|MadSci Network: Zoology|
In general I don't think we know "how" animals can avoid being made ill or dying from consuming poisonous plants. We may infer that the ones who ate the toxic plants did not, for the most part, live to reproduce. in the case of deer, according to the sources I found, there's a general consensus that deer do eat poison ivy (study in Arkansas of deer habitat in the Ozarks) but are not poisoned by it. Their immune systems are different from those of humans, so it's not a problem for a deer to eat poison ivy.
Perhaps our "hairless skin" (see the "Naked Ape" by Desmond Morris for amplification about humans' unique characteristics and how we have survived in nature, perhaps, despite them) makes us prey to problems that animals with fur or more body hair do not experience.

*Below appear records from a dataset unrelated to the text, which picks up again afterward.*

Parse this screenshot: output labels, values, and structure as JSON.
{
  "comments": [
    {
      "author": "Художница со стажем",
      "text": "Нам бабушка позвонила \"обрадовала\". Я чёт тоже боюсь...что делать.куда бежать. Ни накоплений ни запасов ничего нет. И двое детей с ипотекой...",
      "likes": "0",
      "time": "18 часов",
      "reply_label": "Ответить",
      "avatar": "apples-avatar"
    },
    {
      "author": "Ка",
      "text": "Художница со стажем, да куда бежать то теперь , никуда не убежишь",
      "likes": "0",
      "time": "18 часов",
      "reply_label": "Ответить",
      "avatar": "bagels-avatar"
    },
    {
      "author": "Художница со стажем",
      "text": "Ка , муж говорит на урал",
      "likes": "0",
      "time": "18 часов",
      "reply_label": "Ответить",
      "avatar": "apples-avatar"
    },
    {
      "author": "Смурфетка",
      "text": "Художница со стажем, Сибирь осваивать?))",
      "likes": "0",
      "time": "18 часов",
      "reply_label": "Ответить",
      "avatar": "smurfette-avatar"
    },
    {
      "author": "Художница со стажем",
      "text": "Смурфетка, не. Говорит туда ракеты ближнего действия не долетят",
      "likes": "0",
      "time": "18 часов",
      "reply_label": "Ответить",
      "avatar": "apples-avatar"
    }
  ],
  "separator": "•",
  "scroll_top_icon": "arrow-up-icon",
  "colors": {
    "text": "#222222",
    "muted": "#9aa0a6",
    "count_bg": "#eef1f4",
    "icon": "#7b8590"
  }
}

Coincidentally, a local park ranger was showing a native Georgia possum to my students and pointed out that possums have a broad immuniuty to many toxins including poison ivy and snake venoms that affect humans, and the proteins the possum can develop to avoid harm are being studied in hopes of developing antitoxins for humans.

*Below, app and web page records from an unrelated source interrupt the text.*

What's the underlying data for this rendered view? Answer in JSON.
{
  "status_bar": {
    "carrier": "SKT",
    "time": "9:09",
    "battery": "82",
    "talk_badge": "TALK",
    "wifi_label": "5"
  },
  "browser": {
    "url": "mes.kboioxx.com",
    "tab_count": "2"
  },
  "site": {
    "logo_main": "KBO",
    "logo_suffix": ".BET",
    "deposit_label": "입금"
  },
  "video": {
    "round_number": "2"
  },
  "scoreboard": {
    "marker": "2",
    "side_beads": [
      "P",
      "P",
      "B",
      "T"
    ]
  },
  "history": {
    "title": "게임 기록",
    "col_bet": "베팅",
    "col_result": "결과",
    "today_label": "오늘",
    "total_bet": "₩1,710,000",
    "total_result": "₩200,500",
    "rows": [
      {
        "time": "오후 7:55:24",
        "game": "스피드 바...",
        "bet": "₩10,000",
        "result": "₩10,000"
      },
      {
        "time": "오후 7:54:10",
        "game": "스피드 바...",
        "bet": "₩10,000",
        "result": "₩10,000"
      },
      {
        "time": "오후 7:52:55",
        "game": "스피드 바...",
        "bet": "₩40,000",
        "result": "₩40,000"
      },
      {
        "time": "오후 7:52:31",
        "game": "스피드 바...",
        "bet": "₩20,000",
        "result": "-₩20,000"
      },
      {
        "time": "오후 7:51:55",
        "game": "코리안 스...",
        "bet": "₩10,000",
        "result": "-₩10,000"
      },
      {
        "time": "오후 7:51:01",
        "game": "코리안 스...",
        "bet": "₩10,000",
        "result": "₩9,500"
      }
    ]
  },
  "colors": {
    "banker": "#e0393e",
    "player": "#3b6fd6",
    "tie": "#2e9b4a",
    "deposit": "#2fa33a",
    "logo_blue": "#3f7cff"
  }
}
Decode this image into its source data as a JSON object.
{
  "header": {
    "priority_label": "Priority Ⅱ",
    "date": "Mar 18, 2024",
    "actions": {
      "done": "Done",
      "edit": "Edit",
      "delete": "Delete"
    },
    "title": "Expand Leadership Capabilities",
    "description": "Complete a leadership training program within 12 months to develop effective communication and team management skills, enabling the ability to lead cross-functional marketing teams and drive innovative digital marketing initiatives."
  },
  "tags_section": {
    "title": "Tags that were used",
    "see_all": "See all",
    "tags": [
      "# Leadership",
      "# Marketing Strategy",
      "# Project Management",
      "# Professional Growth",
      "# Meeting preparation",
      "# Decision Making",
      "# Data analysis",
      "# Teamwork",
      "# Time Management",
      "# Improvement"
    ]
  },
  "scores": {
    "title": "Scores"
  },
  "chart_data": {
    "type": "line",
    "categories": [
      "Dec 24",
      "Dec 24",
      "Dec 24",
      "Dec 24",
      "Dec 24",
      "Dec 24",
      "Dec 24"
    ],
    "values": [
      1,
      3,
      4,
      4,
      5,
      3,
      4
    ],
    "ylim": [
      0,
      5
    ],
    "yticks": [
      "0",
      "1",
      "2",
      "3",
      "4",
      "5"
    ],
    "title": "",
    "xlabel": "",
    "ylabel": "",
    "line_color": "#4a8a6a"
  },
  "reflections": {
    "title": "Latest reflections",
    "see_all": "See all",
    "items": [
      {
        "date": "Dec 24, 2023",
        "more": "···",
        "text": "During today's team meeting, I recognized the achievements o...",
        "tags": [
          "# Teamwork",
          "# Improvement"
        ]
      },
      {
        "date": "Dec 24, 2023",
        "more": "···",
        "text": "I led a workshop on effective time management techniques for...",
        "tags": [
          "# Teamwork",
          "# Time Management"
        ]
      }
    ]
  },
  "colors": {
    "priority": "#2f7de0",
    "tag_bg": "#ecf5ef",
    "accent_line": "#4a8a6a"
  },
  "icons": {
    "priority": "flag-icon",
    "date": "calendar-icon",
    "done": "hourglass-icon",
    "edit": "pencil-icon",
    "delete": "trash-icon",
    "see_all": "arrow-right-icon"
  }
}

Here are some interesting web sites about poison ivy:
http://www.birchisland.ca/poisonivy.html ("Deer immune systems are different so poison ivy has no effect on them.")
Try the links in the MadSci Library for more information on Zoology.